In 1957, the Italian government commissioned Dali to create a complete set of illustrations for Dante Alighieri’s Divine Comedy to commemorate the 700th anniversary of the author’s birth. Dali began the arduous task of selecting imagery and creating a watercolor painting for each of the 100 cantos of the poem. Shortly after Dali started the project, the Italian government withdrew its commission. Italian citizens had been outraged that a Spanish artist had been selected for this undertaking, instead of inviting an Italian artist to honor one of Italy’s greatest authors. However, it was very fitting that one of the leading artists in the Surrealist movement would be chosen to interpret the bizarre punishments of Inferno and Purgatorio and the fantastical images of Paradiso that Dante created – drawing inspiration from classical and biblical imagery, as well as his own imagination.The UT Downtown Gallery is pleased to present the complete collection of 100 prints.
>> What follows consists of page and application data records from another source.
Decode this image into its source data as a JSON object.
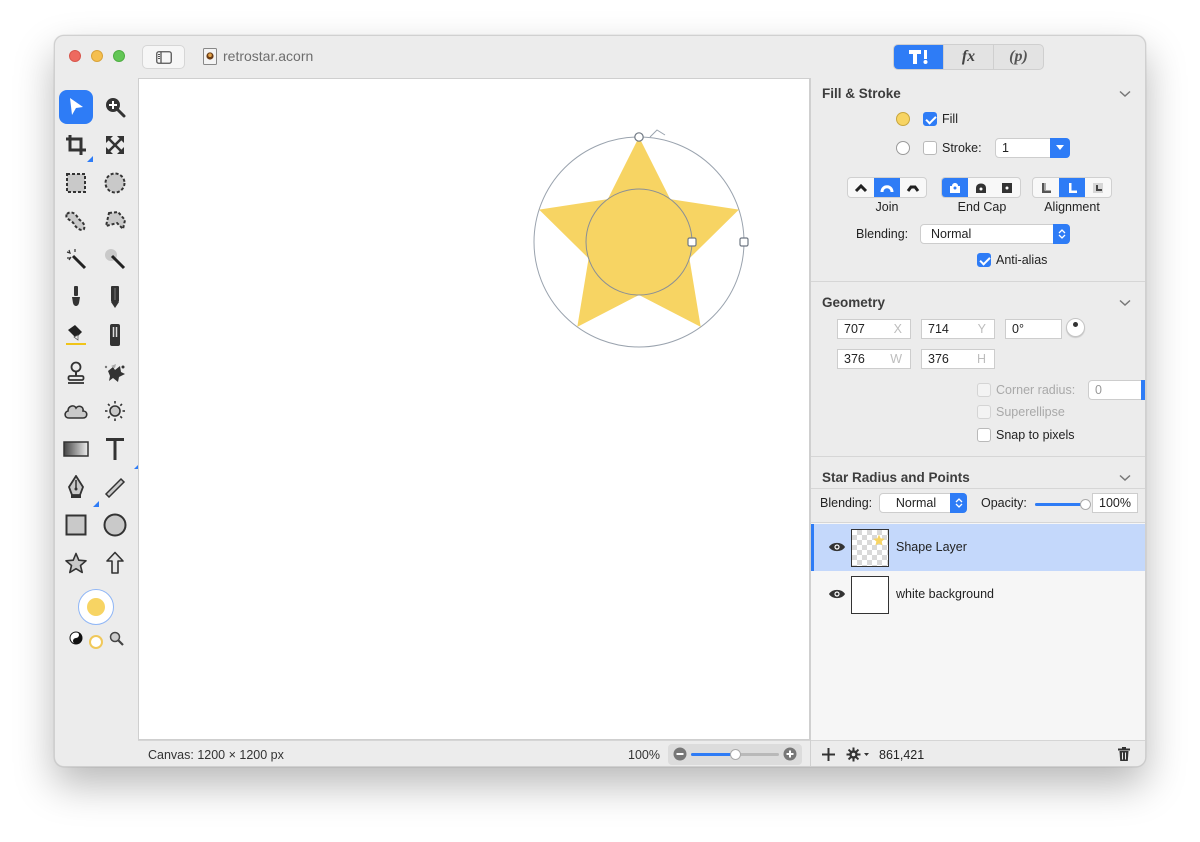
{
  "window": {
    "title": "retrostar.acorn",
    "traffic_lights": [
      "close",
      "minimize",
      "maximize"
    ]
  },
  "inspector_tabs": [
    {
      "name": "tools",
      "icon": "hammer-brush-icon",
      "active": true
    },
    {
      "name": "filters",
      "label": "fx",
      "active": false
    },
    {
      "name": "properties",
      "label": "(p)",
      "active": false
    }
  ],
  "toolbox": {
    "tools": [
      {
        "name": "select-tool",
        "icon": "arrow-pointer-icon",
        "active": true
      },
      {
        "name": "zoom-tool",
        "icon": "magnifier-plus-icon"
      },
      {
        "name": "crop-tool",
        "icon": "crop-icon",
        "has_submenu": true
      },
      {
        "name": "transform-tool",
        "icon": "expand-arrows-icon"
      },
      {
        "name": "rect-select-tool",
        "icon": "dashed-rect-icon"
      },
      {
        "name": "ellipse-select-tool",
        "icon": "dashed-circle-icon"
      },
      {
        "name": "lasso-tool",
        "icon": "lasso-icon"
      },
      {
        "name": "polygon-lasso-tool",
        "icon": "polygon-lasso-icon"
      },
      {
        "name": "magic-wand-tool",
        "icon": "magic-wand-icon"
      },
      {
        "name": "instant-alpha-tool",
        "icon": "instant-alpha-wand-icon"
      },
      {
        "name": "brush-tool",
        "icon": "brush-icon"
      },
      {
        "name": "pencil-tool",
        "icon": "pencil-icon"
      },
      {
        "name": "paint-bucket-tool",
        "icon": "paint-bucket-icon"
      },
      {
        "name": "eraser-tool",
        "icon": "eraser-icon"
      },
      {
        "name": "clone-tool",
        "icon": "stamp-icon"
      },
      {
        "name": "smudge-tool",
        "icon": "splatter-icon"
      },
      {
        "name": "burn-tool",
        "icon": "cloud-icon"
      },
      {
        "name": "dodge-tool",
        "icon": "sun-icon"
      },
      {
        "name": "gradient-tool",
        "icon": "gradient-icon"
      },
      {
        "name": "text-tool",
        "icon": "text-t-icon",
        "has_submenu": true
      },
      {
        "name": "pen-tool",
        "icon": "pen-nib-icon",
        "has_submenu": true
      },
      {
        "name": "line-tool",
        "icon": "line-icon"
      },
      {
        "name": "rectangle-tool",
        "icon": "square-icon"
      },
      {
        "name": "oval-tool",
        "icon": "circle-icon"
      },
      {
        "name": "star-tool",
        "icon": "star-icon"
      },
      {
        "name": "arrow-tool",
        "icon": "arrow-up-icon"
      }
    ],
    "color_well": {
      "color": "#f7d463"
    },
    "mini_tools": [
      "swap-colors-icon",
      "default-colors-icon",
      "eyedropper-zoom-icon"
    ]
  },
  "canvas": {
    "shape": "star",
    "fill_color": "#f7d463",
    "points": 5
  },
  "statusbar": {
    "canvas_size": "Canvas: 1200 × 1200 px",
    "zoom_level": "100%",
    "zoom_slider_value": 0.5
  },
  "inspector": {
    "fill_stroke": {
      "title": "Fill & Stroke",
      "fill_color": "#f7d463",
      "fill_label": "Fill",
      "fill_checked": true,
      "stroke_color": "#ffffff",
      "stroke_label": "Stroke:",
      "stroke_checked": false,
      "stroke_width": "1",
      "join_label": "Join",
      "join_options": [
        "miter",
        "round",
        "bevel"
      ],
      "join_selected": 1,
      "endcap_label": "End Cap",
      "endcap_options": [
        "butt",
        "round",
        "square"
      ],
      "endcap_selected": 0,
      "alignment_label": "Alignment",
      "alignment_options": [
        "outside",
        "center",
        "inside"
      ],
      "alignment_selected": 1,
      "blending_label": "Blending:",
      "blending_value": "Normal",
      "antialias_label": "Anti-alias",
      "antialias_checked": true
    },
    "geometry": {
      "title": "Geometry",
      "x": "707",
      "x_label": "X",
      "y": "714",
      "y_label": "Y",
      "rotation": "0°",
      "w": "376",
      "w_label": "W",
      "h": "376",
      "h_label": "H",
      "corner_radius_label": "Corner radius:",
      "corner_radius": "0",
      "corner_radius_enabled": false,
      "superellipse_label": "Superellipse",
      "superellipse_enabled": false,
      "snap_label": "Snap to pixels",
      "snap_checked": false
    },
    "star": {
      "title": "Star Radius and Points"
    },
    "layer_controls": {
      "blending_label": "Blending:",
      "blending_value": "Normal",
      "opacity_label": "Opacity:",
      "opacity_value": "100%",
      "opacity_fraction": 1.0
    },
    "layers": [
      {
        "name": "Shape Layer",
        "visible": true,
        "selected": true,
        "thumb": "checker-star"
      },
      {
        "name": "white background",
        "visible": true,
        "selected": false,
        "thumb": "white"
      }
    ],
    "bottom": {
      "coordinates": "861,421"
    }
  }
}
The prints are part of the permanent collection of the Ewing Gallery of Art + Architecture and was a gift by alumnus, Gary Johnson.